(Extracted data entries)
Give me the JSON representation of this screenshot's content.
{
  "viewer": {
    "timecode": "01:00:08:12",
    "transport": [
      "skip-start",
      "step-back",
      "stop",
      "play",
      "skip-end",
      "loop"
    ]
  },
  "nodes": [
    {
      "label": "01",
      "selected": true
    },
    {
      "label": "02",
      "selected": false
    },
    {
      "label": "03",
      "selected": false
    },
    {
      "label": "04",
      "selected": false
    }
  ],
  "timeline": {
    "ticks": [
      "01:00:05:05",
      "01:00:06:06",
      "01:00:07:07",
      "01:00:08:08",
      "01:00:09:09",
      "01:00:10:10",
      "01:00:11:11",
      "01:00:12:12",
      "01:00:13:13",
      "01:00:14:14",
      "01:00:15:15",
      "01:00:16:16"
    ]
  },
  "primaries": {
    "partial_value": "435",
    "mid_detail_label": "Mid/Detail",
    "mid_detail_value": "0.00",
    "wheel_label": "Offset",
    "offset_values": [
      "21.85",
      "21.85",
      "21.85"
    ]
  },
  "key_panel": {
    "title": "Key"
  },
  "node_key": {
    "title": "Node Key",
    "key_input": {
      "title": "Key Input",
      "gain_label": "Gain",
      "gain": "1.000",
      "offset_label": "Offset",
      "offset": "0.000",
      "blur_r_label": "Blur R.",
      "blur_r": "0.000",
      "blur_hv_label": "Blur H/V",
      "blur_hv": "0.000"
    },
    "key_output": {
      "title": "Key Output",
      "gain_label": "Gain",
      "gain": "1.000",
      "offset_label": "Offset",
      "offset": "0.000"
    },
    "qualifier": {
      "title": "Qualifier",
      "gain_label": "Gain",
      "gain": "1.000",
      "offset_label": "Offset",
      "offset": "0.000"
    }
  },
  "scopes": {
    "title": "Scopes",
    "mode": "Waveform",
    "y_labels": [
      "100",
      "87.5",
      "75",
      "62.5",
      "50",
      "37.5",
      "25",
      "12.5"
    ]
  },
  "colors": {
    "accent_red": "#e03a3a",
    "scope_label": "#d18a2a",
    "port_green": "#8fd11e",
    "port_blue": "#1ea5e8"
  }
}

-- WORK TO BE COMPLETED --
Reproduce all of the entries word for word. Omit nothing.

-- TASK ANSWER --
Give me the JSON representation of this screenshot's content.
{
  "viewer": {
    "timecode": "01:00:08:12",
    "transport": [
      "skip-start",
      "step-back",
      "stop",
      "play",
      "skip-end",
      "loop"
    ]
  },
  "nodes": [
    {
      "label": "01",
      "selected": true
    },
    {
      "label": "02",
      "selected": false
    },
    {
      "label": "03",
      "selected": false
    },
    {
      "label": "04",
      "selected": false
    }
  ],
  "timeline": {
    "ticks": [
      "01:00:05:05",
      "01:00:06:06",
      "01:00:07:07",
      "01:00:08:08",
      "01:00:09:09",
      "01:00:10:10",
      "01:00:11:11",
      "01:00:12:12",
      "01:00:13:13",
      "01:00:14:14",
      "01:00:15:15",
      "01:00:16:16"
    ]
  },
  "primaries": {
    "partial_value": "435",
    "mid_detail_label": "Mid/Detail",
    "mid_detail_value": "0.00",
    "wheel_label": "Offset",
    "offset_values": [
      "21.85",
      "21.85",
      "21.85"
    ]
  },
  "key_panel": {
    "title": "Key"
  },
  "node_key": {
    "title": "Node Key",
    "key_input": {
      "title": "Key Input",
      "gain_label": "Gain",
      "gain": "1.000",
      "offset_label": "Offset",
      "offset": "0.000",
      "blur_r_label": "Blur R.",
      "blur_r": "0.000",
      "blur_hv_label": "Blur H/V",
      "blur_hv": "0.000"
    },
    "key_output": {
      "title": "Key Output",
      "gain_label": "Gain",
      "gain": "1.000",
      "offset_label": "Offset",
      "offset": "0.000"
    },
    "qualifier": {
      "title": "Qualifier",
      "gain_label": "Gain",
      "gain": "1.000",
      "offset_label": "Offset",
      "offset": "0.000"
    }
  },
  "scopes": {
    "title": "Scopes",
    "mode": "Waveform",
    "y_labels": [
      "100",
      "87.5",
      "75",
      "62.5",
      "50",
      "37.5",
      "25",
      "12.5"
    ]
  },
  "colors": {
    "accent_red": "#e03a3a",
    "scope_label": "#d18a2a",
    "port_green": "#8fd11e",
    "port_blue": "#1ea5e8"
  }
}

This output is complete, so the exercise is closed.